One other note: galleys require rowers. These can be freemen (volunteers in wartime), debtors, contract labor (we were starving from the bad harvest, so we signed on for 4 years!), prisoners and slaves. Prisoners and slaves are not pleasant subjects for a game, but they are needed for galleys. D&D players have the additional advantages of using monsters, magic or non-human races to assuage any ill feelings (chained Orcs? Teams of Tortles?).
I hope this is food for thought for anyone playing the Savage Coast.
So, how do the Baronies "staff" these many-oared ships? Captives? Debtors? Former Dole campaign staffers? Former Clinton business associates? (sorry.....).
Seriously, the Mediterranean used slave raiding extensively. Crews were usually a composite of types:
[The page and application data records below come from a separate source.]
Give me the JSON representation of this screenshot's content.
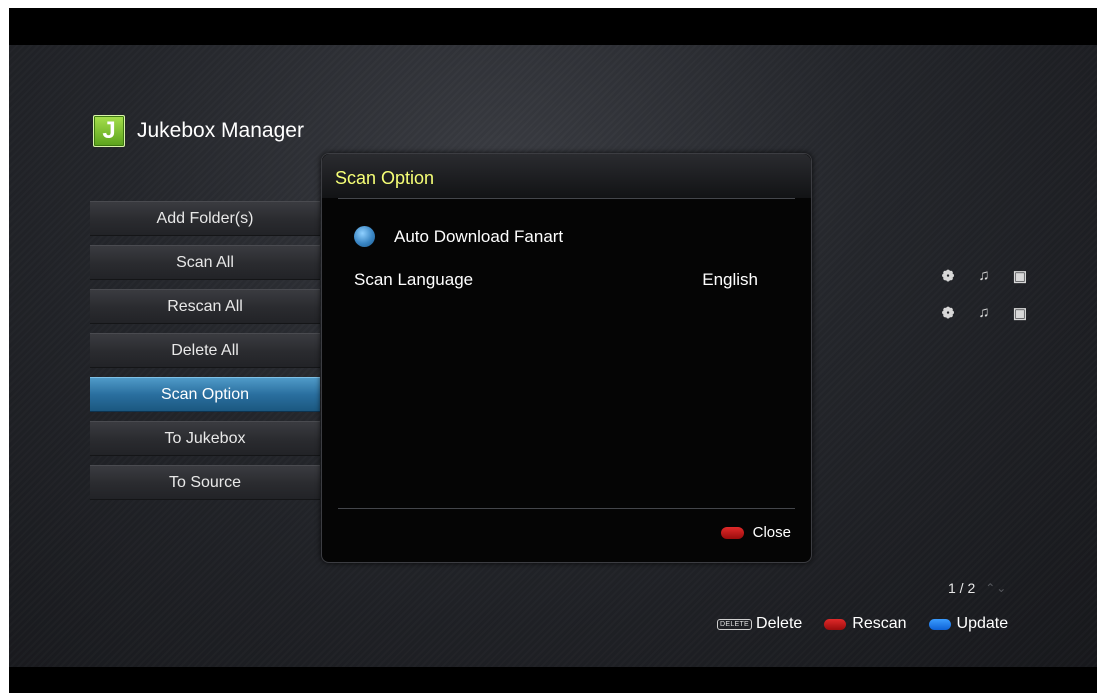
{
  "app": {
    "logo_letter": "J",
    "title": "Jukebox Manager"
  },
  "menu": {
    "items": [
      {
        "label": "Add Folder(s)"
      },
      {
        "label": "Scan All"
      },
      {
        "label": "Rescan All"
      },
      {
        "label": "Delete All"
      },
      {
        "label": "Scan Option",
        "active": true
      },
      {
        "label": "To Jukebox"
      },
      {
        "label": "To Source"
      }
    ]
  },
  "media_rows": [
    {
      "icons": [
        "movie-reel-icon",
        "music-note-icon",
        "camera-icon"
      ]
    },
    {
      "icons": [
        "movie-reel-icon",
        "music-note-icon",
        "camera-icon"
      ]
    }
  ],
  "dialog": {
    "title": "Scan Option",
    "auto_download": {
      "label": "Auto Download Fanart",
      "checked": true
    },
    "scan_language": {
      "label": "Scan Language",
      "value": "English"
    },
    "close_label": "Close"
  },
  "pager": {
    "text": "1 / 2"
  },
  "footer": {
    "delete_key": "DELETE",
    "delete_label": "Delete",
    "rescan_label": "Rescan",
    "update_label": "Update"
  },
  "colors": {
    "title_yellow": "#f6ff76",
    "active_blue": "#2a6f9f",
    "red_key": "#c81818",
    "blue_key": "#1a78f0"
  }
}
Slaves - no rights, no pay, work the oar 'till you die.
Prisoners/Debtors - no rights, no pay, condemned for life or a set term of years (and hope you're lucky enough that someone remembers when your term is up!).
Contract labor - Some rights, some pay (though usually paid by food).The harvest failed, and it's better than starving. One to four years "signing on".
Professionals - Some profession. Rights and pay. Usually worked short-trip merchant galleys. A whole crew could be expensive.
Volunteers - Yes, some did! Full rights, a token pay or none. Usually in time of danger, citizens rushing to the oars (or owing oar service to the lord in charge). Could be very effective. Carried some weak weapon to help with the combat. Very short service, usually until the crisis passed.
As I said, SC could add magic and monsters to the above categories. I have this visual image of 40 galley slaves on the left, one minator on the right, and the captain saying to the drummaster "I'ts no good, we're STILL going around in circles!". Maybe some beasts could be chained to wheels, like giant hamsters, working a complex gear/rowing device. There's a dwarven project for you!
by Bruce Heard
The City States and Ispan baronies other than Vilaverde and Texeiras would be using prisoners/debtors almost exclusively. Vilaverdan ships use volunteers (mostly all adventuring types, rogues, fugitives, and pirates). Texeiras uses some volunteers and many more *paid* professional rowers and contract labor. Hule uses mostly slaves and some prisoners. Tribes from the Orc's Head Peninsula use mostly native warriors (with some slaves who occasionally double up as extra food supply) in their giant war rafts. Other ships (a minority) from other nations should be treated on an individual basis, as need arises.
Gombar and Suma'a Naval Notes